I had decided last year not to stray too far from home for my ’06 holidays, and I now feel very clever in light of increased airport security. Time to look about Ireland again, I decided, and follow some of my passions here. I’ve mentioned my interest in Memorials and Commemorations on Slugger several times in the past, and last week I took an enormous step for someone steeped in the traditions of Fianna Fail.

I went to Béal na mBláth and visited Michael Collins Memorial. For some reason, that visit has stayed with me, and has affected me very deeply. I dont know how many of you have been there, but it really is an eerie and atmospheric place. There is only one sign post on the main road, and after that, you just play a guessing game. I ended up in circles more than a few times and when all seemed lost, I pulled into a filling station and asked meekly for directions to Béal na mBláth. The bored shopkeeper pointed up to the sign and drawled in her most Corkonian cork… ‘sure arent you here and all?’ If they still ran a prize for dirtiest toilet in Ireland, this place would be a clear winner. The shop itself was haphazard, with crowded tables and laminated A4 sheets of newspaper selling for 15 euro. About a mile down the road, with no sign or warning or notice, a Cross stands on the left hand side of the road. A little gate, and a box for contributions. On the base of the Cross is simply ‘Miceal O’Coleain’ and his date of birth and death. It is so stark and lonely and plain, it is one of the saddest places I can ever remember being.

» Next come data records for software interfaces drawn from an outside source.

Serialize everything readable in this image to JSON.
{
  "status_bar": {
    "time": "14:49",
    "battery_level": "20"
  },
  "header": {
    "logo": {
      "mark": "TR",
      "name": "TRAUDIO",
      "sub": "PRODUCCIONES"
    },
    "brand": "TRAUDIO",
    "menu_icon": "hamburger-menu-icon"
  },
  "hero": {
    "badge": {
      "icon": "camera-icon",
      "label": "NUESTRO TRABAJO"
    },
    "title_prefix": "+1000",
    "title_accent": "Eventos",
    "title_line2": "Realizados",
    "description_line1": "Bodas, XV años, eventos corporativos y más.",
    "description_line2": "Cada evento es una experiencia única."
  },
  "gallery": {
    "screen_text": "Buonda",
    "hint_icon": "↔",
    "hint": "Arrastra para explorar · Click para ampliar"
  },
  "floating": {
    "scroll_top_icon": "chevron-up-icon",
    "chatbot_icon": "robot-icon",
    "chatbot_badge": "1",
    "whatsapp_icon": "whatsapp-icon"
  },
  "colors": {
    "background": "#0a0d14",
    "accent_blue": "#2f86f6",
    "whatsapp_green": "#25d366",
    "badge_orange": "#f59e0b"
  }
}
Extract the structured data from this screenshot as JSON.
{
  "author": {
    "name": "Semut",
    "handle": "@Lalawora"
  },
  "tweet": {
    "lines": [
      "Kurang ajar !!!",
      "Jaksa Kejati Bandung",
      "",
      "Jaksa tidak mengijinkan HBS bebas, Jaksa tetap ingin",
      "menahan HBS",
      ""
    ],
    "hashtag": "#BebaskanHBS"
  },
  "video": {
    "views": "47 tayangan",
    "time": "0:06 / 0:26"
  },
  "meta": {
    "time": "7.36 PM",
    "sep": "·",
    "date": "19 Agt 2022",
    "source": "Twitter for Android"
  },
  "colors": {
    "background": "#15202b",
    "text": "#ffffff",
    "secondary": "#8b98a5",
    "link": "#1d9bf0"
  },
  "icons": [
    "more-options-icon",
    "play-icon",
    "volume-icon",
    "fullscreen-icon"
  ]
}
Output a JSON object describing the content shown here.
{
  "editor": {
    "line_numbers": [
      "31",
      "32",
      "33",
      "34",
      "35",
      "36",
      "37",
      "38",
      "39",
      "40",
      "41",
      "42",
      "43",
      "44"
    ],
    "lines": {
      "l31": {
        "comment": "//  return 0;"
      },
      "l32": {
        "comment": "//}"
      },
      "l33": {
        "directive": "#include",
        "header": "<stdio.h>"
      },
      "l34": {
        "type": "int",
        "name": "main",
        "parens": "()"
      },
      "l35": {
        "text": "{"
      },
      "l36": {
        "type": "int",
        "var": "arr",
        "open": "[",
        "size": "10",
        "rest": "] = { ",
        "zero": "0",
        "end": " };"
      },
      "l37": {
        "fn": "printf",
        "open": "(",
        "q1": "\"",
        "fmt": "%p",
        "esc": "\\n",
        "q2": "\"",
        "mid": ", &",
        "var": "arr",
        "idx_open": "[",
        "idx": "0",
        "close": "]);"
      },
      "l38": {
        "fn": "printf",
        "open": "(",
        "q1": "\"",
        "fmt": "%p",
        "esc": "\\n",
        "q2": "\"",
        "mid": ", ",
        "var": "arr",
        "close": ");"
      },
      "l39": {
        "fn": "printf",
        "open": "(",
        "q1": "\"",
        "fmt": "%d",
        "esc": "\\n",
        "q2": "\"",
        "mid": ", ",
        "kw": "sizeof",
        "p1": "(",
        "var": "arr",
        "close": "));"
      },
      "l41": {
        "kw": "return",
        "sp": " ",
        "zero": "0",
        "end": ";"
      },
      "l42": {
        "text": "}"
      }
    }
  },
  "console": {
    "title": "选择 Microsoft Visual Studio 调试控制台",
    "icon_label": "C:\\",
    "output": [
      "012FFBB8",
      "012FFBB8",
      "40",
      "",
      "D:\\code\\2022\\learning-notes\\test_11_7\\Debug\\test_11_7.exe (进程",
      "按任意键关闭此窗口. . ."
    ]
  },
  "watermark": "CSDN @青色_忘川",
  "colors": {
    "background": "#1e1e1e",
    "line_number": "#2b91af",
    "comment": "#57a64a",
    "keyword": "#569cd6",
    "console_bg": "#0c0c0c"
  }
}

As we walked away I noted a green jeep and a few people cutting grass. I assumed them to be Council workers, but as we chatted, I found that they were from the Irish Army and the Collins Memorial is unique in that it is tended and minded by them, as he was their first Commander in Chief. That made me feel a bit better about the Big Fellow, until I asked how often they tended this special place. ‘Once a year, before the commemoration’.

The soldier in charge couldnt have been more helpful, and laid out the 3 most common scenarios for Collin’s death. He opined the most likely option, a ‘soldier shot’ from 80 yards. And Collins lay and bled to death, robbing us of a great man, soldier and statesman and perhaps someone who could have balanced the more extreme policies and ideologies of DeValera in years to come.

The soldier finished by telling me that this area of Cork is still bitterly divided over the Irish Civil War, and that it is a daily subject of discussion and debate. That part reminded me of my time in Knoxville, Tennessee, where the doctors and nurses spent lunch breaks every day rehearsing the same civil war battles and outcomes.

In one way, it made me feel better about ‘us’ here in Northern Ireland. We’re not so different after all. But, in another way, maybe we have to move a little forward before we allow ourselves the indulgence and luxury of the past.

In any case, spare a thought tonight for Michael Collins, shot dead on a lonely, winding and unforgiving road in Cork.